In other words, it’s difficult to espouse the “mother-tongue principle” if it’s not at all clear what a “native speaker” or a “mother tongue” actually is. That’s the first problem.

Step Two: Does the Principle Hold Up?

The second problem is whether the principle works in practice. This is something we investigated with the aid of an experiment. We used four anonymous English translations of a passage (about 300 words) from a Dutch museum guide, two of them produced by native speakers of Dutch and two by native speakers of English. All four translators were experienced professionals.

We presented the translations to two panels of assessors, one consisting of six Dutch-speaking translation buyers (i.e., not translators themselves, but people used to commissioning translations) and the other consisting of six English-speaking language professionals. We asked them to rank the four translations. The Dutch panel thought that translation B was the best and translation A the worst. Interestingly, our English panelists took a different view, favoring translation D as the best and citing B as the worst (closely followed by translation A). When we translated both sets of ratings into figures and combined them, this is what we found:

Translation Combined score
A 16 + 14 = 30
B 22 + 13 = 35
C 19 + 19 = 38
D 18 + 24 = 42
 (The scoring system worked as follows: “poor” = 1 point, “unsatisfactory” = 2 points, “satisfactory” = 3 points, and “good” = 4 points.)
The Findings

From this experiment, we concluded that:

  • Both panels were pretty unimpressed by translation A.
  • There was a major difference of opinion about translation B, which the Dutch panel liked but which the English panel found to be substandard.
  • Translation C met with approval from both panels.
  • The Dutch speakers liked translation D, which the English speakers loved.
  • The Dutch panel preferred translation B and the English speakers were unanimous in their preference for translation D.

The big question was: who had done which translations?

  • Translation A: native English speaker
  • Translation B: native Dutch speaker
  • Translation C: native English speaker
  • Translation D: native Dutch speaker

In other words, translation D (by a non-native speaker of English) scored highest. Translation A (by a native speaker of English) scored lowest. The other two translations (B and C) ranked more or less evenly.

As a final touch (and before announcing the results), we asked our audience (consisting of over 200 translators of varied feathers) to rank the four translations themselves. On balance, their scores closely reflected those awarded by our two panels, especially the English-speaking panel.
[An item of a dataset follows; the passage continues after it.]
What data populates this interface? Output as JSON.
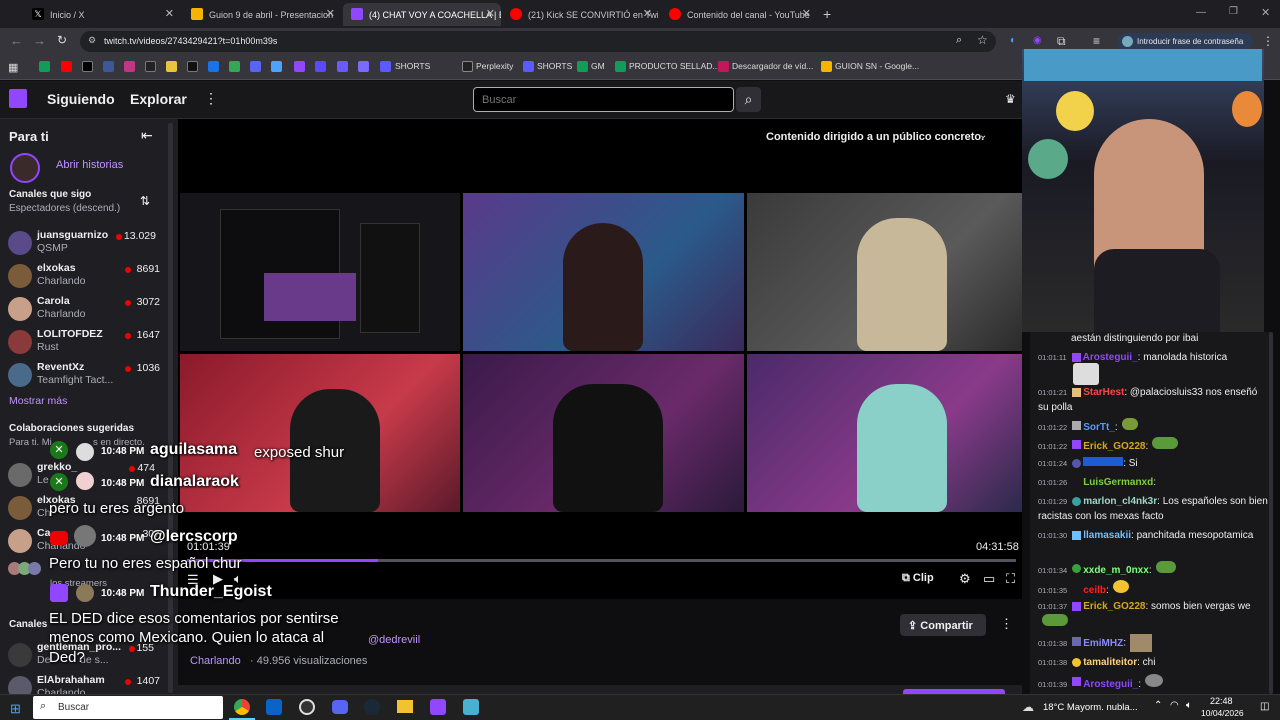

Translation D (by a non-native speaker of English) ranked first by a wide margin, with translations A (native speaker) and B (non-native speaker) at the bottom of the pile.

It was a fascinating experiment. The conclusion? Even if there is such a thing as a “mother tongue,” the mother-tongue principle is no guarantee of quality.

Notes
  1. http://bit.ly/NGTV-Moedertaalprincipe [Note: my translation].
  2. UNESCO Recommendation on the Legal Protection of Translators and Translations and the Practical Means
    to Improve the Status of Translators, http://bit.ly/UNESCO-recommendation.
  3. Code of conduct for Dutch state-certified translators, http://bit.ly/Dutch-translator-code.
  4. Institute of Translation & Interpreting Interpreting, Code of Professional Conduct for Individual Members, http://bit.ly/ITI-code-conduct.
  5. Translation: Getting it Right, page 16, www.atanet.org/publications/Getting_it_right.pdf. I couldn’t find any reference to the mother-tongue or native-speaker principle in ATA’s Code of Ethics and Professional Practice. However, there is an implicit admission of the existence of the principle in the phrase “For example, ATA certification should always specify the language pair and direction of the certification” on page 3 of the commentary (www.atanet.org/governance/code_of_ethics_commentary.pdf).Original article published here: The Ata Chronicle